The entire fleet of Junipers is to be "refreshed" at Bournemouth T&RSMD over a two year period. This work will feature CCTV, new seats and tables in first class, an internal repaint and on units not already modified installation of RVAR compliant lavatory and door lights. Whilst being refreshed the units will also undergo a C4 overhaul which involves removal for inspection and replacement if required of wheels, axles and suspension - the ride quality of Junipers having been criticised since new. It is expected that each unit will take a fortnight with one unit being done at a time. The pilot unit for the refreshment is 8006 went to Bournemouth on 10th December 2007 and returned to Wimbledon on 17th June 2008, so taking much longer that two weeks.

During October 2008 trials of regenerative braking were undertaken between Weymouth and Dorchester South or Wareham using 8027 as the calibration unit and at times 8002 or 8029 or Gatwick Express Juniper 460001 on passing tests, along with 3 Cig 1497 and 4Vep 3417 as static units.

 

Unit Specification:
Steel-built. Three vehicles in the formation are motored with two Alstom ONIX 800 270kW motors per car. The fourth vehicle is a trailer with the facility for a pantograph installation. Maximum speed is 100mph. They have the facility for both disc and regenerative braking. These vehicles can only work in multiple with other members of their class, thus repeating the inflexibility when class 508 units were first introduced on the Southern Region. The units are formed driving motor composite (DMC(A)), pantograph (not fitted) trailer standard (PTS), motor standard (MS) and driving motor composite (DMC(B)). The driving motor cars are 21.16 metres long and the intermediate cars 19.94. Power operated sliding doors are fitted.

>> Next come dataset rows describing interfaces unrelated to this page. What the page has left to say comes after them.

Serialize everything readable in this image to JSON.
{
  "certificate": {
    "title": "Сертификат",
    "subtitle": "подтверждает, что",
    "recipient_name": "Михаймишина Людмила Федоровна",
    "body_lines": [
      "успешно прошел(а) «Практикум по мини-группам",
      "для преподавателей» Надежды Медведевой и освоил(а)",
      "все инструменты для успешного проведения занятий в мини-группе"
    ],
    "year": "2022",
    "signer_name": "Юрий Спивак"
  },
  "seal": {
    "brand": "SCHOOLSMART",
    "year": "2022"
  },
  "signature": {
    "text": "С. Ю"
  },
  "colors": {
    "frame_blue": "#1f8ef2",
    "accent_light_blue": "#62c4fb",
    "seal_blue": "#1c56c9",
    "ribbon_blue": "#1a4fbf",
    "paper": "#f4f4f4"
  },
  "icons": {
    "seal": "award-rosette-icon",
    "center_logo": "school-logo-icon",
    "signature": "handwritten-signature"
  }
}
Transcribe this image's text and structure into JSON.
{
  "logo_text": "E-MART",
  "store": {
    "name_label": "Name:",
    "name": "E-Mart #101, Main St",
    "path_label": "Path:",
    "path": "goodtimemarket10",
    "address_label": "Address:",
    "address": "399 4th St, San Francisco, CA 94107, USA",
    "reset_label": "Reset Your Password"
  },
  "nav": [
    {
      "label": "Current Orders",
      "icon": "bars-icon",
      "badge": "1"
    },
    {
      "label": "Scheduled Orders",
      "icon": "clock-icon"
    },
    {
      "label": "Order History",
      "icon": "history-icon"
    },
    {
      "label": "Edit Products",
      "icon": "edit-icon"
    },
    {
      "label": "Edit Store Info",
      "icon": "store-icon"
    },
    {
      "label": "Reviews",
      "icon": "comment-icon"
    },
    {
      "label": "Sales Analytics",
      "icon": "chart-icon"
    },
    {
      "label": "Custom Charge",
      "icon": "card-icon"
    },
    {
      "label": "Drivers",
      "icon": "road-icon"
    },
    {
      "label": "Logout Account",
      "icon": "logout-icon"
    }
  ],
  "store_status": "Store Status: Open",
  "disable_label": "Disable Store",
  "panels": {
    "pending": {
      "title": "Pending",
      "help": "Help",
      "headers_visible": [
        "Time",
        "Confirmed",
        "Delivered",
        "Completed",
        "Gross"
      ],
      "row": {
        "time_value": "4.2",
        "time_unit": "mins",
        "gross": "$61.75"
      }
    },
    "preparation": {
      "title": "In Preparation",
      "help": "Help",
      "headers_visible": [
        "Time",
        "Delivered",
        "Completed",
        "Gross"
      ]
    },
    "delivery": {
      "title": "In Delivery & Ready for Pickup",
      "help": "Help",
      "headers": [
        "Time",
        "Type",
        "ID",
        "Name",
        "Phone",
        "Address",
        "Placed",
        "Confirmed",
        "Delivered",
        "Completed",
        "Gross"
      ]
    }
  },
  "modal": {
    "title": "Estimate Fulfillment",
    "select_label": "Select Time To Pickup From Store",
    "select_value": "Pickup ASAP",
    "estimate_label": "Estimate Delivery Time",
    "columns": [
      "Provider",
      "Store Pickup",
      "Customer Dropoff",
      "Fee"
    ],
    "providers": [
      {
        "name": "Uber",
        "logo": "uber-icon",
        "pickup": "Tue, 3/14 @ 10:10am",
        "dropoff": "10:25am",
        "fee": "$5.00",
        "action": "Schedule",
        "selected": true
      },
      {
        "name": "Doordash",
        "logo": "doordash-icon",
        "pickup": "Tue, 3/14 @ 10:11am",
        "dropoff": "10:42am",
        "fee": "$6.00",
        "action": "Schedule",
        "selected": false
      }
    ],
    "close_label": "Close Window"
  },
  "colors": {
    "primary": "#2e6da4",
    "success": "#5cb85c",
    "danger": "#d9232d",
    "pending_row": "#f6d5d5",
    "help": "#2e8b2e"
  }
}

8020 entering the platform at Waterloo The other end of the operation!  8020, trailed by 8023, entering platform 19 at Waterloo with the 11.42 service from Reading on 29th June 2006, 8023's last day of operation before re-introduction in December.

photograph by Colin Duff
8006 and 8020 stabled in Clapham Yard A shot which is perhaps  representative of the class for much of their lives until now, i.e. being stabled!  Here 8006 (with 8020 right) is in Clapham Yard on 19th June 2006.

photograph by Colin Duff
four 458 units at Reading A scene which was thought would not be witnessed for much longer - four 458 units in platforms 4a/b at Reading. This was captured on June 29th, which was due to be the penultimate day of service of class 458s on South West Trains.  Left 8010 (nearest camera) and 8026, right 8023 (nearest camera) and 8020.  8020/8023 will be the 15.12 departure to Waterloo (WM701/702) and 8026/8010 the 15.42 departure to Waterloo (WM703/704).  Not pictured, but the third pair of units this day were 8019 and 8018 working the WM705/706 am diagram.  

photograph by Colin Duff